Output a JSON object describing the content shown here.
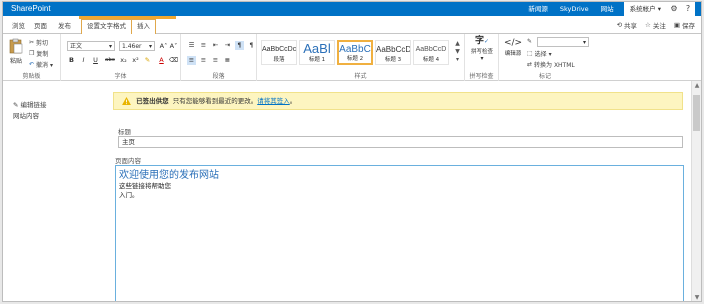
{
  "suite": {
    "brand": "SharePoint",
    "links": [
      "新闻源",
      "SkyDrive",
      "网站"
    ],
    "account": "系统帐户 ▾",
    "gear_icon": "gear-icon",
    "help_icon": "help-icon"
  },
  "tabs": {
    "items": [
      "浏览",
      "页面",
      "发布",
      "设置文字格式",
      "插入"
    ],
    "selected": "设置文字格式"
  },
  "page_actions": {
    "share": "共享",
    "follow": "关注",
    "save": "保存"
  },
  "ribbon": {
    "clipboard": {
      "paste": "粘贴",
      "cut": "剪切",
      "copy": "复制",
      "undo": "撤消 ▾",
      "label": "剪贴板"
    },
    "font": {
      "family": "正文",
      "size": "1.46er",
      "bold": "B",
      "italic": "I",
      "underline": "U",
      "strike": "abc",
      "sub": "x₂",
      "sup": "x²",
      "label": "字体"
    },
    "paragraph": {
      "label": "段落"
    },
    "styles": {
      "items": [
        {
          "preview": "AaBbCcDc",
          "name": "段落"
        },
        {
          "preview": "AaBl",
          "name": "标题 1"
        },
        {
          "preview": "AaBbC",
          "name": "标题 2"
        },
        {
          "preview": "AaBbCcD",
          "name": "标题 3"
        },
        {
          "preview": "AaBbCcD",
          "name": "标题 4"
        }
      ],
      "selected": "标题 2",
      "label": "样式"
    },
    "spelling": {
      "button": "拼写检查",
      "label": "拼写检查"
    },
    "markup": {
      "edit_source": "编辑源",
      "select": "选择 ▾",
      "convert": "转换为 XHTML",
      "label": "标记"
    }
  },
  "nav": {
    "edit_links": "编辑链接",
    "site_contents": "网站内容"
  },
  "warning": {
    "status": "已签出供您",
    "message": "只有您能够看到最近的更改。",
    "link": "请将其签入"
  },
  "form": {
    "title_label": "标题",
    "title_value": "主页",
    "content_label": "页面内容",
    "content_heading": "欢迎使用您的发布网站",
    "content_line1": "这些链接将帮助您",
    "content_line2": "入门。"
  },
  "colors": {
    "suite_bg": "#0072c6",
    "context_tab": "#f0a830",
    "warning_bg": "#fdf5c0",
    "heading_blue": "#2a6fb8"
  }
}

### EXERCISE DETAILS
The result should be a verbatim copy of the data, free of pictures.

### OUTPUT OF THE EXERCISE
Output a JSON object describing the content shown here.
{
  "suite": {
    "brand": "SharePoint",
    "links": [
      "新闻源",
      "SkyDrive",
      "网站"
    ],
    "account": "系统帐户 ▾",
    "gear_icon": "gear-icon",
    "help_icon": "help-icon"
  },
  "tabs": {
    "items": [
      "浏览",
      "页面",
      "发布",
      "设置文字格式",
      "插入"
    ],
    "selected": "设置文字格式"
  },
  "page_actions": {
    "share": "共享",
    "follow": "关注",
    "save": "保存"
  },
  "ribbon": {
    "clipboard": {
      "paste": "粘贴",
      "cut": "剪切",
      "copy": "复制",
      "undo": "撤消 ▾",
      "label": "剪贴板"
    },
    "font": {
      "family": "正文",
      "size": "1.46er",
      "bold": "B",
      "italic": "I",
      "underline": "U",
      "strike": "abc",
      "sub": "x₂",
      "sup": "x²",
      "label": "字体"
    },
    "paragraph": {
      "label": "段落"
    },
    "styles": {
      "items": [
        {
          "preview": "AaBbCcDc",
          "name": "段落"
        },
        {
          "preview": "AaBl",
          "name": "标题 1"
        },
        {
          "preview": "AaBbC",
          "name": "标题 2"
        },
        {
          "preview": "AaBbCcD",
          "name": "标题 3"
        },
        {
          "preview": "AaBbCcD",
          "name": "标题 4"
        }
      ],
      "selected": "标题 2",
      "label": "样式"
    },
    "spelling": {
      "button": "拼写检查",
      "label": "拼写检查"
    },
    "markup": {
      "edit_source": "编辑源",
      "select": "选择 ▾",
      "convert": "转换为 XHTML",
      "label": "标记"
    }
  },
  "nav": {
    "edit_links": "编辑链接",
    "site_contents": "网站内容"
  },
  "warning": {
    "status": "已签出供您",
    "message": "只有您能够看到最近的更改。",
    "link": "请将其签入"
  },
  "form": {
    "title_label": "标题",
    "title_value": "主页",
    "content_label": "页面内容",
    "content_heading": "欢迎使用您的发布网站",
    "content_line1": "这些链接将帮助您",
    "content_line2": "入门。"
  },
  "colors": {
    "suite_bg": "#0072c6",
    "context_tab": "#f0a830",
    "warning_bg": "#fdf5c0",
    "heading_blue": "#2a6fb8"
  }
}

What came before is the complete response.